1. The crimes occurred on February 10, 2006. On December 21, 2006, a Clayton County grand jury indicted Whitaker for Count 1-aggravated assault with the intent to murder; Count 2-aggravated assault with a deadly weapon; Count 3-malice murder; Count 4-felony murder while in the commission of aggravated assault; Count 5-possession of a weapon during the commission of a crime; and Count 6-theft by taking a motor vehicle. Whitaker was tried before a jury May 14-16, 2007; he was found not guilty of Count 3-malice murder, but was found guilty of the remaining charges. On May 18, 2007, Whitaker was sentenced as a recidivist to life in prison on Count 4, a consecutive five years in prison on Count 5, and ten years in prison on Count 6, to be served consecutively with the sentence on Count 4 but concurrently with the sentence on Count 5; the trial court found that Counts 1 and 2 merged with Count 4 for the purpose of sentencing. Whitaker filed an untimely notice of appeal on June 20, 2007, the case was docketed in this Court on October 1, 2007 (Case No. S08A0169), and the appeal was dismissed as untimely on October 29, 2007. Whitaker was granted an out-of-time appeal on November 6, 2007, the notice of appeal was filed on November 12, 2007, and the case was re-docketed in this Court on November 16, 2007. The appeal was submitted for decision on January 7, 2008.
2. Whitaker did not testify at trial.
3. Miranda v. Arizona, 384 U.S. 436, 86 S.Ct. 1602, 16 L.Ed.2d 694 (1966).

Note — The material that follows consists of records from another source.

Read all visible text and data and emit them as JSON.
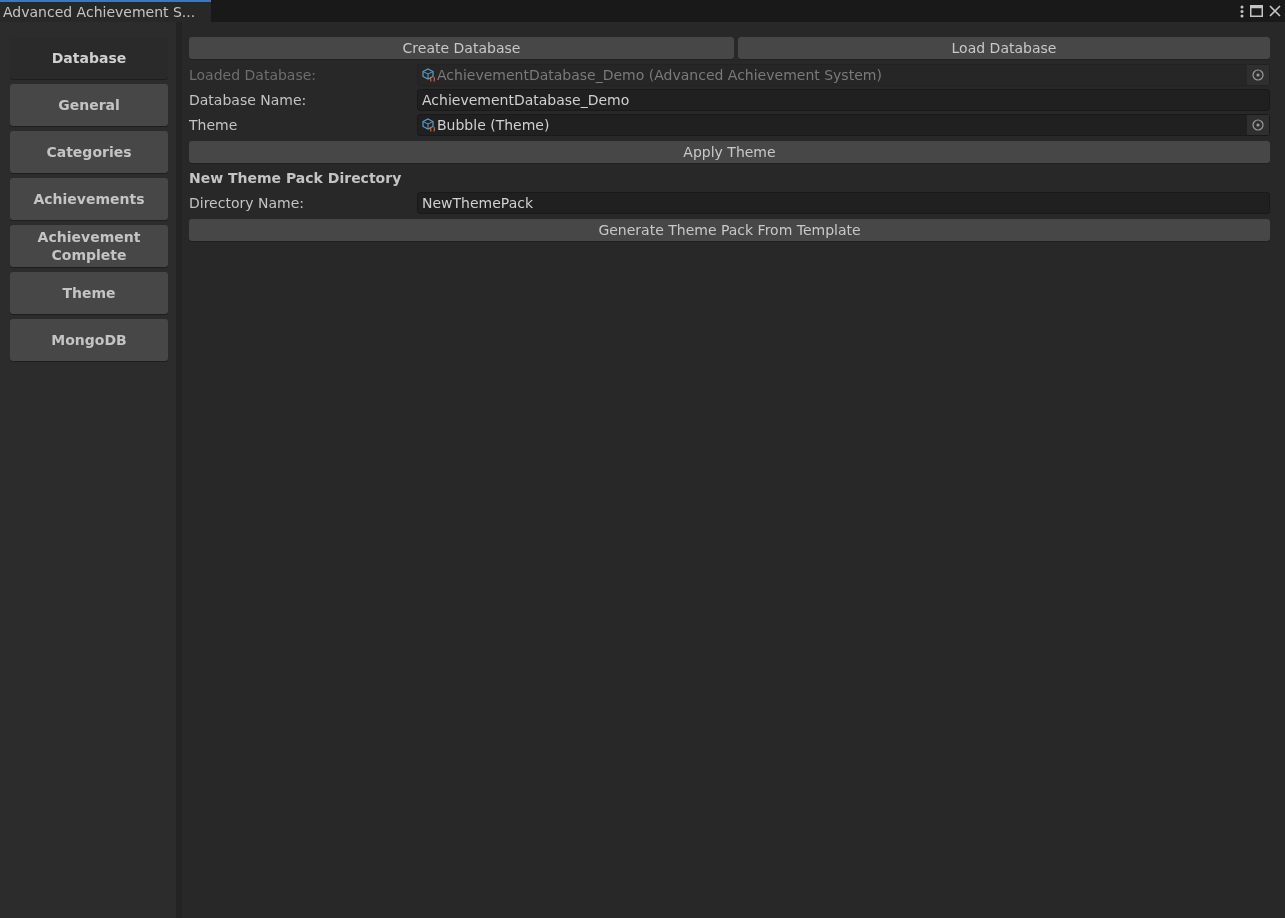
{
  "window": {
    "title": "Advanced Achievement S..."
  },
  "sidebar": {
    "items": [
      {
        "label": "Database",
        "selected": true
      },
      {
        "label": "General",
        "selected": false
      },
      {
        "label": "Categories",
        "selected": false
      },
      {
        "label": "Achievements",
        "selected": false
      },
      {
        "label": "Achievement Complete",
        "selected": false
      },
      {
        "label": "Theme",
        "selected": false
      },
      {
        "label": "MongoDB",
        "selected": false
      }
    ]
  },
  "top_buttons": [
    "Create Database",
    "Load Database"
  ],
  "rows": [
    {
      "kind": "object",
      "label": "Loaded Database:",
      "value": "AchievementDatabase_Demo (Advanced Achievement System)",
      "disabled": true
    },
    {
      "kind": "text",
      "label": "Database Name:",
      "value": "AchievementDatabase_Demo",
      "disabled": false
    },
    {
      "kind": "object",
      "label": "Theme",
      "value": "Bubble (Theme)",
      "disabled": false
    },
    {
      "kind": "button",
      "label": "Apply Theme"
    },
    {
      "kind": "heading",
      "label": "New Theme Pack Directory"
    },
    {
      "kind": "text",
      "label": "Directory Name:",
      "value": "NewThemePack",
      "disabled": false
    },
    {
      "kind": "button",
      "label": "Generate Theme Pack From Template"
    }
  ]
}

4. The detective testified:And then, we got to the point about, did he know Larry Copeland, did he know what had happened there. And, at that point of the interview, he invoked his Miranda rights and said he did not want to speak to us without his attorney. I said, that's perfectly fine and the interview was concluded at that time.
5. The trial court instructed the jury:The defendant, in any case, is not required to answer questions by police officers while in custody. And, if you find from the evidence that the defendant, either refused to give a statement or started to give a statement and then terminated his statement, that he is completely within his rights to terminate any statement, at any time, or to refuse to give a statement.

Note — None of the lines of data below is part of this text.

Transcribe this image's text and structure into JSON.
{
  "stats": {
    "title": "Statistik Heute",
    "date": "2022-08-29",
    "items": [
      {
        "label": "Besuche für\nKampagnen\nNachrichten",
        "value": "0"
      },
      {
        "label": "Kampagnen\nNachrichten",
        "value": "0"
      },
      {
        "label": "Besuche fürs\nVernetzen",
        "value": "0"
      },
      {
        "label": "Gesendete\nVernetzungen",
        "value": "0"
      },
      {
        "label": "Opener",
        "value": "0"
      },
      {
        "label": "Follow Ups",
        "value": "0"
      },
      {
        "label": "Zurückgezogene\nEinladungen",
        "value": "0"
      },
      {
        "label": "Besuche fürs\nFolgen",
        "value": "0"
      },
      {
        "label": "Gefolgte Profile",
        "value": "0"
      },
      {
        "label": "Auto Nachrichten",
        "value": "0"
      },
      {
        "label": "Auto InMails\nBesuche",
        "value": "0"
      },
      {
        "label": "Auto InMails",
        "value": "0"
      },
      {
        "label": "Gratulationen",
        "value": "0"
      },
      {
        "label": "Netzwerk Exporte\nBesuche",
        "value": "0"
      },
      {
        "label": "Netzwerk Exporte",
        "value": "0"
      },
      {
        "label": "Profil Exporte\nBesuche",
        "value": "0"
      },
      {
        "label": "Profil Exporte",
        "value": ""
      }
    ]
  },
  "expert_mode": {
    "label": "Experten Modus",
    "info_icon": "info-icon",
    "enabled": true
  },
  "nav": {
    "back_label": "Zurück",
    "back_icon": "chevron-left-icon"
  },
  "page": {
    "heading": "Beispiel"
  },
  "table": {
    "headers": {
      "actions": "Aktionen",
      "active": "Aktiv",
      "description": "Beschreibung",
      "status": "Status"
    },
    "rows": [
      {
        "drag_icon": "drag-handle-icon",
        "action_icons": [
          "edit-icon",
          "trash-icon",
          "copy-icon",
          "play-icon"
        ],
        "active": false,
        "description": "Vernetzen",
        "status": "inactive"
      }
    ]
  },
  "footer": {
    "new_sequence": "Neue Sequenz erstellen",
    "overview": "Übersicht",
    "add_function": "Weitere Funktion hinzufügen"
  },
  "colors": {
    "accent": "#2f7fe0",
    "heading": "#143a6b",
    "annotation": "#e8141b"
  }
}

6. Whitaker asserts that the trial court should have charged:A certain cutting instrument, if and when used in making an assault upon another person, is not a deadly weapon per se, but may or may not be a deadly weapon depending upon the manner in which it is used and the circumstance of the case. You may or may not infer the lethal character of the instrument in question from the nature and extent of the injury, if any, inflicted upon the person allegedly attacked. Whether or not, under all the facts and circumstances of this case, the certain cutting instrument, alleged in this Bill of Indictment to have been used in making an assault upon the alleged victim did, in fact, constitute a deadly weapon, is a matter to be decided by the Jury from the evidence in this case.
7. OCGA § 16-11-106 provides in pertinent part:(b) Any person who shall have on or within arm's reach of his or her person a firearm or a knife having a blade of three or more inches in length during the commission of, or the attempt to commit:(1) Any crime against or involving the person of another; ․
All the Justices concur.